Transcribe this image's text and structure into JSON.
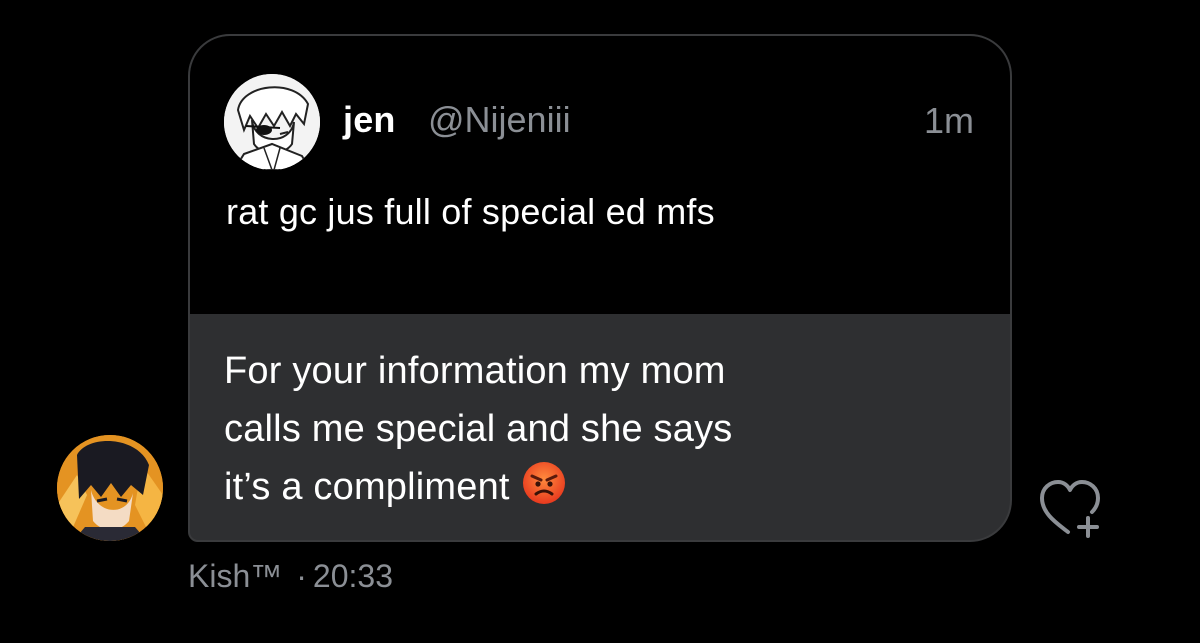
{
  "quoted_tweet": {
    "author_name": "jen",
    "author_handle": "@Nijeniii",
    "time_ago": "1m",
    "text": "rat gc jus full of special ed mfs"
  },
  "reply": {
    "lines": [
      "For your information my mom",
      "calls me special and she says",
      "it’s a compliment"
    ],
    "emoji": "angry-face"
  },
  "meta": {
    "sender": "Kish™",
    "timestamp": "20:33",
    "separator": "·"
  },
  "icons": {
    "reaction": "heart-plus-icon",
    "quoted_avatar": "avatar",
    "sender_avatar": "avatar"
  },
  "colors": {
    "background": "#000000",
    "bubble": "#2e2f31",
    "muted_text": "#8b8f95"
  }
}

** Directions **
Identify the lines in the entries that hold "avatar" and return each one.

** Task answer **
    "quoted_avatar": "avatar",
    "sender_avatar": "avatar"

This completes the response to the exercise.